• [Task] The required output is the line with "Serialize everything readable" through the final line of the entries, each one exactly as it stands.
*** Stored data ***
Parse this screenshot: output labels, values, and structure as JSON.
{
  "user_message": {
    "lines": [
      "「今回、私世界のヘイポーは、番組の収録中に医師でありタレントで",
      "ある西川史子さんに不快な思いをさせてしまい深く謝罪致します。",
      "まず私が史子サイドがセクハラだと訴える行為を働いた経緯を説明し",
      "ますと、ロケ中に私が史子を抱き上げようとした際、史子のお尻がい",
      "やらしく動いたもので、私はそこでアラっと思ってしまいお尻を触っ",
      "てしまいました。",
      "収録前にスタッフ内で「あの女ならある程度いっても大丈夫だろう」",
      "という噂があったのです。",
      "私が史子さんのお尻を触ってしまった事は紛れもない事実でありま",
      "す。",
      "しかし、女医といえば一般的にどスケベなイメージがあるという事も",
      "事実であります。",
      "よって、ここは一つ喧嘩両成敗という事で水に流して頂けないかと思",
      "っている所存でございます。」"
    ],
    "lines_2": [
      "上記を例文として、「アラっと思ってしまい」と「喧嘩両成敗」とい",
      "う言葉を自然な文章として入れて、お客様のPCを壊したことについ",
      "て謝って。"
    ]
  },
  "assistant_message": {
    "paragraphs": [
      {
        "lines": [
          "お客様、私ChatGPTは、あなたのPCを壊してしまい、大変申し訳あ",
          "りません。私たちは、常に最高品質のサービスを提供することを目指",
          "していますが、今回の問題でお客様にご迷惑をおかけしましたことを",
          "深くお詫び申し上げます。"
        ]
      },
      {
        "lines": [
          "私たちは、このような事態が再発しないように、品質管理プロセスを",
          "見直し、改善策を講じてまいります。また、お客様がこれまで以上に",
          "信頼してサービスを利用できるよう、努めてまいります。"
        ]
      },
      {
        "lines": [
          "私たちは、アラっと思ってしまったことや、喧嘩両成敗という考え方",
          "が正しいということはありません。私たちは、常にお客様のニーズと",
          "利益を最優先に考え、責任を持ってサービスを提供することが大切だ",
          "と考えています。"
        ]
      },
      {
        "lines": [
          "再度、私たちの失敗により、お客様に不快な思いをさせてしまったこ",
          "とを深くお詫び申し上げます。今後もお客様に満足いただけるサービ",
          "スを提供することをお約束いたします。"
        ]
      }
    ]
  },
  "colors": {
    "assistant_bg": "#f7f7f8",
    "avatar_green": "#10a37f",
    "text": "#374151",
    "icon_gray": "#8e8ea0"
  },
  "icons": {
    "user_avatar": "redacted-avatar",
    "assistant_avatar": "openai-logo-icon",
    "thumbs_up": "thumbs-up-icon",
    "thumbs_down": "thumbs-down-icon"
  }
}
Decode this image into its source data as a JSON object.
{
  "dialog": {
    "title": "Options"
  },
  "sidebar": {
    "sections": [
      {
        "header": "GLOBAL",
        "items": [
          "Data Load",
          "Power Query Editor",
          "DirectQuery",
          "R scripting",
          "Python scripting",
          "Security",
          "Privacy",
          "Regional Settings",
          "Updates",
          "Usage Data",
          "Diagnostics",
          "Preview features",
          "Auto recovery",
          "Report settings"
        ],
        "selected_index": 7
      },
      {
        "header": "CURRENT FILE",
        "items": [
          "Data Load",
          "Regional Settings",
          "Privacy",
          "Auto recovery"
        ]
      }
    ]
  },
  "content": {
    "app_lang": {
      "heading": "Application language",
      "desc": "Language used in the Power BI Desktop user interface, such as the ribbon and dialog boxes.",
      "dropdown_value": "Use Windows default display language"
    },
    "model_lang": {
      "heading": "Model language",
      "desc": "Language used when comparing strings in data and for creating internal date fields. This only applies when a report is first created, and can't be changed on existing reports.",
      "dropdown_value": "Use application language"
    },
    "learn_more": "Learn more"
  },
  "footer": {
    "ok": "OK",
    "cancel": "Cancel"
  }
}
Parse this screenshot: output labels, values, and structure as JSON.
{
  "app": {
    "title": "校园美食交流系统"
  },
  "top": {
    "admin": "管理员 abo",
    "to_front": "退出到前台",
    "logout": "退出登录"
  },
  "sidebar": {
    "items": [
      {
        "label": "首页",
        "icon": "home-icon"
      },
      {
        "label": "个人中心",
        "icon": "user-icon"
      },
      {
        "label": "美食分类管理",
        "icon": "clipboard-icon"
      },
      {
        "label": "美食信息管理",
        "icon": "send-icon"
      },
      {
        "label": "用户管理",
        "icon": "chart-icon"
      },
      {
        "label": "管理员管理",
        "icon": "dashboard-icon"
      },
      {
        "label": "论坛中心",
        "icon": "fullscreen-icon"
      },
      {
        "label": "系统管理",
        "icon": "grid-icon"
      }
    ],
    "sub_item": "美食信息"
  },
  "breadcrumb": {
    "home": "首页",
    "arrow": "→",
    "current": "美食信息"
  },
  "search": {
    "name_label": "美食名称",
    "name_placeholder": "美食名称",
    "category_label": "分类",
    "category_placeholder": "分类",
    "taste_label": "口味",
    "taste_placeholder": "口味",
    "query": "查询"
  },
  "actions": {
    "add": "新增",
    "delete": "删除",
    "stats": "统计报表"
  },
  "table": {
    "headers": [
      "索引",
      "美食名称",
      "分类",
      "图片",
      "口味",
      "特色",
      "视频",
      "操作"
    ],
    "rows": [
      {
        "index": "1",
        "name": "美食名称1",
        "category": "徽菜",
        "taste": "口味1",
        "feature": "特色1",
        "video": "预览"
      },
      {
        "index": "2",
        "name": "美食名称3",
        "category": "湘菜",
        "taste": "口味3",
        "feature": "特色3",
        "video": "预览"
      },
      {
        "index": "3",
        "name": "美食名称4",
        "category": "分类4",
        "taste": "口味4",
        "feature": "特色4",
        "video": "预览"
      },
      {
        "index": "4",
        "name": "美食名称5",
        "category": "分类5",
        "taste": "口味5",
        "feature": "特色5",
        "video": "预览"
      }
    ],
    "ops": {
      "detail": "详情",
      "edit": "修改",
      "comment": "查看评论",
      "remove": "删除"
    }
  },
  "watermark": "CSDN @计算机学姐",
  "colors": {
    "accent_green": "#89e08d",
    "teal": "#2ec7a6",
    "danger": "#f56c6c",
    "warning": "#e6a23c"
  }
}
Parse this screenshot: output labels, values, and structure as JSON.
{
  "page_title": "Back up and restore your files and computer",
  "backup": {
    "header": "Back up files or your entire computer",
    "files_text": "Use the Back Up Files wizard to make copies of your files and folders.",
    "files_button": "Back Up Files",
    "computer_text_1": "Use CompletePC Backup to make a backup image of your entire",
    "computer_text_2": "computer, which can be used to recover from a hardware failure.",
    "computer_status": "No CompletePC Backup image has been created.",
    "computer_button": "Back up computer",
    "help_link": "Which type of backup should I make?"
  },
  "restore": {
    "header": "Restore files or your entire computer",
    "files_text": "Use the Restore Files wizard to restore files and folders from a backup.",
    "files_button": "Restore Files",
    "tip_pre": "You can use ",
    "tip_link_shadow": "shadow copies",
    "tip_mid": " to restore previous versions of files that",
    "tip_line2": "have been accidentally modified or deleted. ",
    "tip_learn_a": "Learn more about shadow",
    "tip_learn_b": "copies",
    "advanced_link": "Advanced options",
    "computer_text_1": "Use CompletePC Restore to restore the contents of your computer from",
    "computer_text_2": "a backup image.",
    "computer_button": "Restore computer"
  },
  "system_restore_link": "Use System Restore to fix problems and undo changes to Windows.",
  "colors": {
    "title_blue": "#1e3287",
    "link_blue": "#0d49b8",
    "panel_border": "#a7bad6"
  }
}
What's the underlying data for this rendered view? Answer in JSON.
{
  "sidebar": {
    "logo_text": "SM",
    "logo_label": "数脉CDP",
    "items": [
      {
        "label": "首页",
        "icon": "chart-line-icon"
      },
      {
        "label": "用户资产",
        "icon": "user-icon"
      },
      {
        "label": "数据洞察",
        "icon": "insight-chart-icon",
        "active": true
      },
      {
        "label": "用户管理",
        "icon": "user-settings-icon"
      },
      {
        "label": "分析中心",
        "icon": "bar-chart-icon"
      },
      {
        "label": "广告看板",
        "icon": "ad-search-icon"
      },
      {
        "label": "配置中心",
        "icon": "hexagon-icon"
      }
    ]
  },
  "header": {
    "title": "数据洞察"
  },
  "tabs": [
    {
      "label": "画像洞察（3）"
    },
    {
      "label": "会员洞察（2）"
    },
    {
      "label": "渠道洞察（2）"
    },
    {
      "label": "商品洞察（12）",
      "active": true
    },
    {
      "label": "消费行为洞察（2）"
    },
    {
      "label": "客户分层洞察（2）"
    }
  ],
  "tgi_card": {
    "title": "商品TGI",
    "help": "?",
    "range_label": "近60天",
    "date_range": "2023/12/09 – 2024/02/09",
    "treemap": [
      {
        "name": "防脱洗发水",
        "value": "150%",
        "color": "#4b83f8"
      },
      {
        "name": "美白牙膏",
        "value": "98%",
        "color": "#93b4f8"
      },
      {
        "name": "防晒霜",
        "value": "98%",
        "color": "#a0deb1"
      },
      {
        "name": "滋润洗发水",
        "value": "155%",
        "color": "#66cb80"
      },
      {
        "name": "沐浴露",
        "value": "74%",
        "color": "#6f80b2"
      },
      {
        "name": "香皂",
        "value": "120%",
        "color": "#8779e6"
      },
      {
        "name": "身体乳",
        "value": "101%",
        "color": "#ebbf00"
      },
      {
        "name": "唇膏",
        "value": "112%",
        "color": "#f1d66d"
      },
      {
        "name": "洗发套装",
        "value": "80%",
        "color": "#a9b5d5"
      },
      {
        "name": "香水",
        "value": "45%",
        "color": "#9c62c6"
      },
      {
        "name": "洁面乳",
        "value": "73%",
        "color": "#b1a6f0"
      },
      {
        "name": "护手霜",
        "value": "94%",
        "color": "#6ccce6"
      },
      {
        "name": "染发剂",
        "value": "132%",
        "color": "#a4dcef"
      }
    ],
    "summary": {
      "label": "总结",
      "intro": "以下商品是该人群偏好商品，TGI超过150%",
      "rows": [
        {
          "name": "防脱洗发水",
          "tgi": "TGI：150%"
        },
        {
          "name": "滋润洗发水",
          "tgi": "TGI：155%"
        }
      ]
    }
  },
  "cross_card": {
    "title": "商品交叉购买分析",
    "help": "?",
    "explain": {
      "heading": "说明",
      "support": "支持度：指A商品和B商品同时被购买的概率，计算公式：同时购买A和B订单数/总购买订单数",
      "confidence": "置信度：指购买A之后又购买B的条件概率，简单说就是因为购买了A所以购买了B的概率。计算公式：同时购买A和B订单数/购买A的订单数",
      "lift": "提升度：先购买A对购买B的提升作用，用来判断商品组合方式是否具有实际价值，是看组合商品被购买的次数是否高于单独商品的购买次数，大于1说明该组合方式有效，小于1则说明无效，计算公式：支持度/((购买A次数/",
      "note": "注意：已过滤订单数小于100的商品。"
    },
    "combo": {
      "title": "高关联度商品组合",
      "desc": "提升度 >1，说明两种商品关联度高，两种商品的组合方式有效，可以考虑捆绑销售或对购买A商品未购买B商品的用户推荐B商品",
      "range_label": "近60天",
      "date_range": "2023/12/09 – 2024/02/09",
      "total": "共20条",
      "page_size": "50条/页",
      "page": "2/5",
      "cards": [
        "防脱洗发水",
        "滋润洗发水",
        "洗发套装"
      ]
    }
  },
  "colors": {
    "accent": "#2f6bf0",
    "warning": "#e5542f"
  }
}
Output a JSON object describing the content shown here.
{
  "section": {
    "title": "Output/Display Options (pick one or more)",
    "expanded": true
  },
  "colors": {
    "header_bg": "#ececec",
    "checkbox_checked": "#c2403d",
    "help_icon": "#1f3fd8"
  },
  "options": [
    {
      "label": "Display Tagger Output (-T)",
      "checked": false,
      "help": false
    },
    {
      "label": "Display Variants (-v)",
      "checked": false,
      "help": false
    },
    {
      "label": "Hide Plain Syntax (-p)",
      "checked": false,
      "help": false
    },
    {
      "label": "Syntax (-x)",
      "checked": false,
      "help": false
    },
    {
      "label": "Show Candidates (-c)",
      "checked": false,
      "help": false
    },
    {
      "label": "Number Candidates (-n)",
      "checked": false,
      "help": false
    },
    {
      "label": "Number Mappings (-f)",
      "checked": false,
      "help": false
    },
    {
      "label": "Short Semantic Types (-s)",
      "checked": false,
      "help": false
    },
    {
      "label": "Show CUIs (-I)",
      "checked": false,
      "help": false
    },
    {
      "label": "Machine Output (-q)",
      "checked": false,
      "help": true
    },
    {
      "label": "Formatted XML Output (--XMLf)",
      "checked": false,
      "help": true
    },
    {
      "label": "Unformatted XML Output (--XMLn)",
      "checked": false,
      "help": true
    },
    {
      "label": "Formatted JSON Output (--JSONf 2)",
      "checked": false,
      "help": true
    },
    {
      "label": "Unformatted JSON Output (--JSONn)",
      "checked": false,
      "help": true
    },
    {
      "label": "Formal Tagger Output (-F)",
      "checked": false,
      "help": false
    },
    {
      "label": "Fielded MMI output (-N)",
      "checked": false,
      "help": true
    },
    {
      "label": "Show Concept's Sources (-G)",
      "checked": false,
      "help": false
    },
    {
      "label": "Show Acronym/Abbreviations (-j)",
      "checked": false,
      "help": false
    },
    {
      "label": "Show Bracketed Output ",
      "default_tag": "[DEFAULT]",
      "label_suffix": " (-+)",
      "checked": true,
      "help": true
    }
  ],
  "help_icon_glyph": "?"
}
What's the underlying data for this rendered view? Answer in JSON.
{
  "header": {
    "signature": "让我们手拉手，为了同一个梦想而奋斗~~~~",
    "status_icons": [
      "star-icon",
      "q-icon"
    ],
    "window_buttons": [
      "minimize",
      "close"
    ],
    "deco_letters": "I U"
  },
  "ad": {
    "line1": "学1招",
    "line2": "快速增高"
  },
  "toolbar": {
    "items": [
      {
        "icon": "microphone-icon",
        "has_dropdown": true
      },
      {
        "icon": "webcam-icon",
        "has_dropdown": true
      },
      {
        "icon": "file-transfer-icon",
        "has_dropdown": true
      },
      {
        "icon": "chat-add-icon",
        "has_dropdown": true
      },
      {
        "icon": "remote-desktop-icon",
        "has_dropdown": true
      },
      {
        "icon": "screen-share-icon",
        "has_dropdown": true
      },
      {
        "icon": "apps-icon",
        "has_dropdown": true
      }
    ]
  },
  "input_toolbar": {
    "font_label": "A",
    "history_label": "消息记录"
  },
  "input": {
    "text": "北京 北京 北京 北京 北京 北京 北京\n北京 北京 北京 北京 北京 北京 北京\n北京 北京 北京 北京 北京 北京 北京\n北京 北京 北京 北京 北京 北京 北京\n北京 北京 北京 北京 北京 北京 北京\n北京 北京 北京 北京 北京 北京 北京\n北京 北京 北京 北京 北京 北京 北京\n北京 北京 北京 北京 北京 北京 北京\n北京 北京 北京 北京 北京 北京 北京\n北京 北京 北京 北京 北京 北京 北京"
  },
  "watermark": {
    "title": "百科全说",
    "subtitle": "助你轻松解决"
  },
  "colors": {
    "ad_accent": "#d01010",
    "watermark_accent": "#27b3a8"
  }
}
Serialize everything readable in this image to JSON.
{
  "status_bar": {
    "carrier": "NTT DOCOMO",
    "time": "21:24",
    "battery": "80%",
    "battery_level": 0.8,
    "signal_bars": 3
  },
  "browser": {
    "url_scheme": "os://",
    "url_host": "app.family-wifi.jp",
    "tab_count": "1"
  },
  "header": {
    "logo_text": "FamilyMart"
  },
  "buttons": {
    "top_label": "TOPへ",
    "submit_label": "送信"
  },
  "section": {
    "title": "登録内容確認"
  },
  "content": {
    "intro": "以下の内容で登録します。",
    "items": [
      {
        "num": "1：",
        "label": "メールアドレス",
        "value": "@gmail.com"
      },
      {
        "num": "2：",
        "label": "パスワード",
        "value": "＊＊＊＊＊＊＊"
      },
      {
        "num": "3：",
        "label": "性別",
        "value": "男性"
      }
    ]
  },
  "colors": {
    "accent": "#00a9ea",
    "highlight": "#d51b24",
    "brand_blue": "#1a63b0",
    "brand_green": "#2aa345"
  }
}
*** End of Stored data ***
• [Result]
Serialize everything readable in this image to JSON.
{
  "status_bar": {
    "carrier": "NTT DOCOMO",
    "time": "21:24",
    "battery": "80%",
    "battery_level": 0.8,
    "signal_bars": 3
  },
  "browser": {
    "url_scheme": "os://",
    "url_host": "app.family-wifi.jp",
    "tab_count": "1"
  },
  "header": {
    "logo_text": "FamilyMart"
  },
  "buttons": {
    "top_label": "TOPへ",
    "submit_label": "送信"
  },
  "section": {
    "title": "登録内容確認"
  },
  "content": {
    "intro": "以下の内容で登録します。",
    "items": [
      {
        "num": "1：",
        "label": "メールアドレス",
        "value": "@gmail.com"
      },
      {
        "num": "2：",
        "label": "パスワード",
        "value": "＊＊＊＊＊＊＊"
      },
      {
        "num": "3：",
        "label": "性別",
        "value": "男性"
      }
    ]
  },
  "colors": {
    "accent": "#00a9ea",
    "highlight": "#d51b24",
    "brand_blue": "#1a63b0",
    "brand_green": "#2aa345"
  }
}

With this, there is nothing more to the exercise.